by: Justin Huang
I wear my heart on my sleeve
subject to the whims of nature
When it rains, my heart gets wet and drips like wax
When it is windy, my heart flutters like a kite
Here, on my sleeve, my heart lies vulnerable
It gets snatched away
And it is playground tag all over again.
I wear my heart around my neck
on a thin, unraveling string
It is no noose; it doesn’t choke me
but it grows weighty
me onto my knees
submissive, prostrate before my delusions.
I wear my heart on the sole of my foot
always downtrodden on my travels
My confident stride bears it down
flattening it to a manageable size
leaving bits of slimy tissue on the sidewalk
where insects sweetly mate.
I wear my heart on my back
where I can’t see it
but it is there, an elusive tattoo
that catches me by surprise
when I preen and pamper in the mirror.
I wear my heart on my groin
where it lights up, a disco ball!
Brilliant and shimmering
Awesome and fabulous
Pulsating to the beat
in dark clubs and dank bedrooms
illuminating undeserving faces.
My heart is everywhere
Touched, Fondled, Squeezed, Scratched.
It is everywhere
the nooks and crevasses on my skin
Everywhere, except where—I’m told—it is supposed to be:

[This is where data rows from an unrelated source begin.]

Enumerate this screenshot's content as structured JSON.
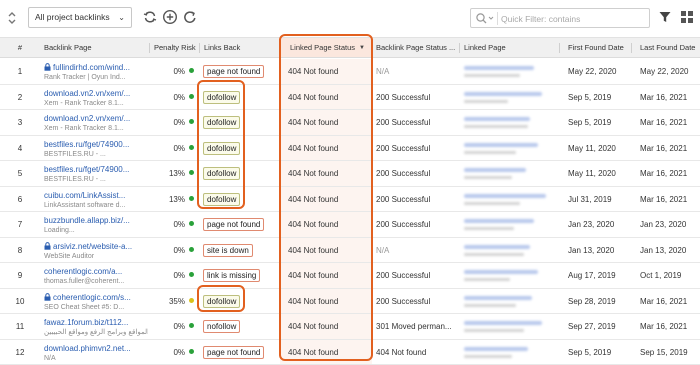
{
  "toolbar": {
    "view_select": "All project backlinks",
    "search_placeholder": "Quick Filter: contains",
    "icons": [
      "sort-toggle-icon",
      "refresh-icon",
      "add-icon",
      "reload-icon",
      "search-icon",
      "filter-icon",
      "columns-icon"
    ]
  },
  "columns": {
    "num": "#",
    "backlink_page": "Backlink Page",
    "penalty_risk": "Penalty Risk",
    "links_back": "Links Back",
    "linked_page_status": "Linked Page Status",
    "backlink_page_status": "Backlink Page Status ...",
    "linked_page": "Linked Page",
    "first_found": "First Found Date",
    "last_found": "Last Found Date"
  },
  "colors": {
    "accent": "#e2601f",
    "link": "#2a5db0",
    "risk_green": "#2aa13a",
    "risk_yellow": "#d8c21c",
    "sorted_header": "#fbe7de"
  },
  "rows": [
    {
      "num": "1",
      "secure": true,
      "url": "fullindirhd.com/wind...",
      "title": "Rank Tracker | Oyun İnd...",
      "risk": "0%",
      "risk_color": "green",
      "links_back": "page not found",
      "links_ok": false,
      "status": "404 Not found",
      "bl_status": "N/A",
      "first": "May 22, 2020",
      "last": "May 22, 2020"
    },
    {
      "num": "2",
      "secure": false,
      "url": "download.vn2.vn/xem/...",
      "title": "Xem - Rank Tracker 8.1...",
      "risk": "0%",
      "risk_color": "green",
      "links_back": "dofollow",
      "links_ok": true,
      "status": "404 Not found",
      "bl_status": "200 Successful",
      "first": "Sep 5, 2019",
      "last": "Mar 16, 2021"
    },
    {
      "num": "3",
      "secure": false,
      "url": "download.vn2.vn/xem/...",
      "title": "Xem - Rank Tracker 8.1...",
      "risk": "0%",
      "risk_color": "green",
      "links_back": "dofollow",
      "links_ok": true,
      "status": "404 Not found",
      "bl_status": "200 Successful",
      "first": "Sep 5, 2019",
      "last": "Mar 16, 2021"
    },
    {
      "num": "4",
      "secure": false,
      "url": "bestfiles.ru/fget/74900...",
      "title": "BESTFILES.RU - ...",
      "risk": "0%",
      "risk_color": "green",
      "links_back": "dofollow",
      "links_ok": true,
      "status": "404 Not found",
      "bl_status": "200 Successful",
      "first": "May 11, 2020",
      "last": "Mar 16, 2021"
    },
    {
      "num": "5",
      "secure": false,
      "url": "bestfiles.ru/fget/74900...",
      "title": "BESTFILES.RU - ...",
      "risk": "13%",
      "risk_color": "green",
      "links_back": "dofollow",
      "links_ok": true,
      "status": "404 Not found",
      "bl_status": "200 Successful",
      "first": "May 11, 2020",
      "last": "Mar 16, 2021"
    },
    {
      "num": "6",
      "secure": false,
      "url": "cuibu.com/LinkAssist...",
      "title": "LinkAssistant software d...",
      "risk": "13%",
      "risk_color": "green",
      "links_back": "dofollow",
      "links_ok": true,
      "status": "404 Not found",
      "bl_status": "200 Successful",
      "first": "Jul 31, 2019",
      "last": "Mar 16, 2021"
    },
    {
      "num": "7",
      "secure": false,
      "url": "buzzbundle.allapp.biz/...",
      "title": "Loading...",
      "risk": "0%",
      "risk_color": "green",
      "links_back": "page not found",
      "links_ok": false,
      "status": "404 Not found",
      "bl_status": "200 Successful",
      "first": "Jan 23, 2020",
      "last": "Jan 23, 2020"
    },
    {
      "num": "8",
      "secure": true,
      "url": "arsiviz.net/website-a...",
      "title": "WebSite Auditor",
      "risk": "0%",
      "risk_color": "green",
      "links_back": "site is down",
      "links_ok": false,
      "status": "404 Not found",
      "bl_status": "N/A",
      "first": "Jan 13, 2020",
      "last": "Jan 13, 2020"
    },
    {
      "num": "9",
      "secure": false,
      "url": "coherentlogic.com/a...",
      "title": "thomas.fuller@coherent...",
      "risk": "0%",
      "risk_color": "green",
      "links_back": "link is missing",
      "links_ok": false,
      "status": "404 Not found",
      "bl_status": "200 Successful",
      "first": "Aug 17, 2019",
      "last": "Oct 1, 2019"
    },
    {
      "num": "10",
      "secure": true,
      "url": "coherentlogic.com/s...",
      "title": "SEO Cheat Sheet #5: D...",
      "risk": "35%",
      "risk_color": "yellow",
      "links_back": "dofollow",
      "links_ok": true,
      "status": "404 Not found",
      "bl_status": "200 Successful",
      "first": "Sep 28, 2019",
      "last": "Mar 16, 2021"
    },
    {
      "num": "11",
      "secure": false,
      "url": "fawaz.1forum.biz/t112...",
      "title": "التهم المواقع وبرامج الرفع ومواقع الحبيبين",
      "risk": "0%",
      "risk_color": "green",
      "links_back": "nofollow",
      "links_ok": false,
      "status": "404 Not found",
      "bl_status": "301 Moved perman...",
      "first": "Sep 27, 2019",
      "last": "Mar 16, 2021"
    },
    {
      "num": "12",
      "secure": false,
      "url": "download.phimvn2.net...",
      "title": "N/A",
      "risk": "0%",
      "risk_color": "green",
      "links_back": "page not found",
      "links_ok": false,
      "status": "404 Not found",
      "bl_status": "404 Not found",
      "first": "Sep 5, 2019",
      "last": "Sep 15, 2019"
    }
  ]
}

In the cavity of my chest
there is a faithful organ with no name
that pumps reliably, undeniably
nourishing its bastard brothers.
Justin Huang is 25, Asian, male, gay, overly cocky, popular, insecure, shy, gassy, loudmouthed, promiscuous, guilt-ridden, nonjudgmental, hardworking, goofy and dead serious. Huang is a film editor and a personal fitness trainer in Los Angeles, both of which mean I sit in coffeeshops and gyms a lot trying to look cute. Follow me @justinhuang.